Author: Kathryn Bertram, crossposted from the Health Communication Capacity Collaborative (HC3) website on August 21 2014 - During a capacity building workshop in Freetown, Sierra Leone this past June, the mood was understandably tense as Ebola continued to spread from the East. Tea-break conversations became heated about regional responses to it. While no one agreed on how long it would last or the toll it would ultimately take, one thing was universally accepted: there was a strong need for social and behavior change communication (SBCC) in communities.

One of the workshop participants, Reverend Alimamy Kargbo of the Inter-religious Council of Sierra Leone and Chair of the Global Fund Country Coordinating Mechanism in Sierra Leone, put it this way, "We are troubled and confused about the rate of the spread and the major reason for the spread has been denial [of Ebola]  and not taking heed of instructions issued by the Government and other health workers," he said. "Now that many people have accepted the reality of its existence and its deadliness, it is as they say 'out of control' and still beyond the scope of government to contain it."

The SBCC challenges related to Ebola are many: the virus can be transferred through local customs and practices such as funerary preparations, including washing the dead, and by eating bush meat that carry the virus. Improper handling of Ebola victims by family members and health workers and avoidance of hospitals and health centers are also major causes of the spread.

"People are too afraid to go to the hospital or health facilities for fear that they will be diagnosed with Ebola," Kargbo continued, and since there is no known cure, going to a health facility is not an attractive option for many. "Besides, some nurses and health workers are running away for fear of contracting the disease as little or no protective gear are available in some health facilities."

The Harvard Business Review (HBR) and the World Bank blog both ran articles this week on the critical need for SBCC in Guinea, Liberia, Sierra Leone and other countries in the region where Ebola may be spreading, highlighting entertainment-education (EE) as one approach that helps people consider changing current behaviors and attitudes. As the articles point out, EE has been used with good results for other health issues such as HIV/AIDS, malaria, and nutrition.

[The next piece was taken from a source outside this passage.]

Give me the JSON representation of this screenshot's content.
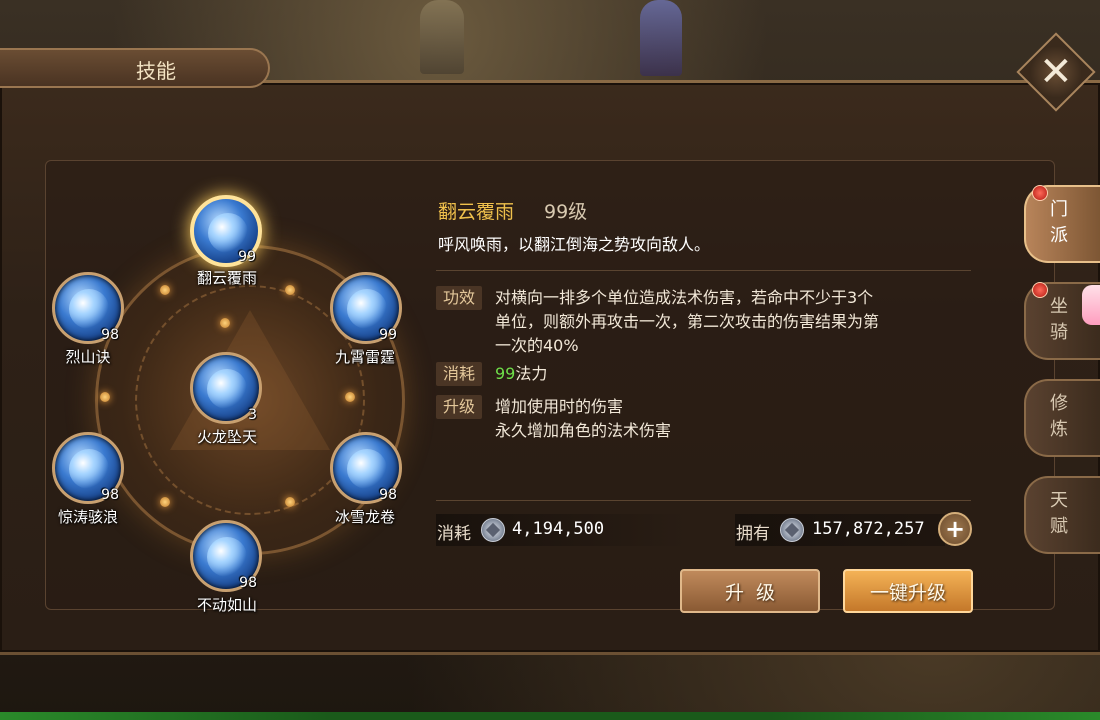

The HBR cited drama theory research from Lawrence Kincaid, a health communication expert with Johns Hopkins Bloomberg School of Public Health Center for Communication Programs (JHU.CCP), which is a leader in the field of SBCC and entertainment-education. Kincaid has found that "audiences empathize with characters and vicariously live their conflicts through them, even riding with them through their change of mind." Like many communication strategies, the ones for Ebola, according to the World Bank article, include a variety of communication vehicles such as text messaging via mobile phones, community mobilization and door-to-door outreach. It also reported that UNICEF and partners are engaging in participatory theater to spread messages, giving message-driven theater performances in communities and bus terminals.

"The more that people are transported into the world of the narrative, the more they feel immersed in the story, the more likely they are to change their beliefs to be more consistent with those expressed in the world of the narrative," said researcher Melanie Green, in a quote from the HBR.

As of August 4, there have been 1,711 infections and 932 deaths from Ebola in these countries, and even more have been affected by the toll the virus is taking on people’s everyday lives. Last week, the World Health Organization declared the outbreak a global health emergency. SBCC must be a critical component of any global public health strategy to stop Ebola from spreading further in the region - or the world.

"I hope that we start our communication programs sooner rather than later in countries that may be affected in the coming days such as Nigeria, before people are too fearful or panicked," said Caroline Jacoby, Senior Program Officer with JHU.CCP who teaches a course called Entertainment Education for Behavior Change and Development in Johns Hopkins Bloomberg School of Public Health. "Shifting long-held practices and behaviors is difficult, but once people start taking the appropriate actions to keep themselves, their families and their communities safe, these actions can start becoming the 'norm,' and have an impact on lives."
Click here to access this blog on the HC3 website, posted there on August 14 2014.
Image credit: © Emmanuel Esaba Akpo, Courtesy of Photoshare